THE INPUT —
····················
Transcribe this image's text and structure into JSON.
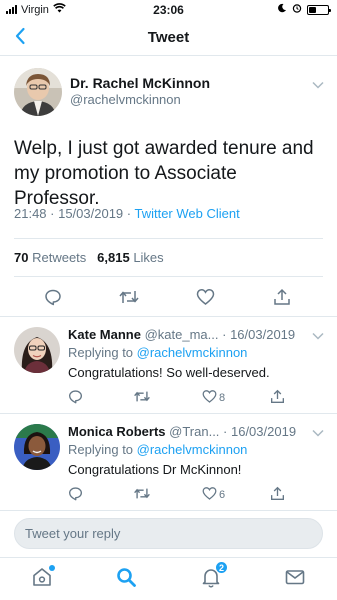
{
  "status_bar": {
    "carrier": "Virgin",
    "time": "23:06",
    "battery_level": 0.35
  },
  "header": {
    "title": "Tweet",
    "back_icon": "chevron-left-icon"
  },
  "tweet": {
    "author_name": "Dr. Rachel McKinnon",
    "author_handle": "@rachelvmckinnon",
    "text": "Welp, I just got awarded tenure and my promotion to Associate Professor.",
    "timestamp": "21:48 · 15/03/2019 · ",
    "client": "Twitter Web Client",
    "retweets_count": "70",
    "retweets_label": "Retweets",
    "likes_count": "6,815",
    "likes_label": "Likes"
  },
  "replies": [
    {
      "name": "Kate Manne",
      "handle": "@kate_ma...",
      "date": "· 16/03/2019",
      "replying_prefix": "Replying to ",
      "replying_to": "@rachelvmckinnon",
      "text": "Congratulations! So well-deserved.",
      "likes": "8"
    },
    {
      "name": "Monica Roberts",
      "handle": "@Tran...",
      "date": "· 16/03/2019",
      "replying_prefix": "Replying to ",
      "replying_to": "@rachelvmckinnon",
      "text": "Congratulations Dr McKinnon!",
      "likes": "6"
    }
  ],
  "compose": {
    "placeholder": "Tweet your reply"
  },
  "tabbar": {
    "notifications_badge": "2",
    "items": [
      "home-icon",
      "search-icon",
      "notifications-icon",
      "messages-icon"
    ]
  },
  "colors": {
    "accent": "#1da1f2",
    "text": "#14171a",
    "muted": "#657786",
    "divider": "#e1e8ed"
  }
}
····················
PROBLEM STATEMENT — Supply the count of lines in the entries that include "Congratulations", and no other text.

SOLUTION TO THIS EXERCISE — 2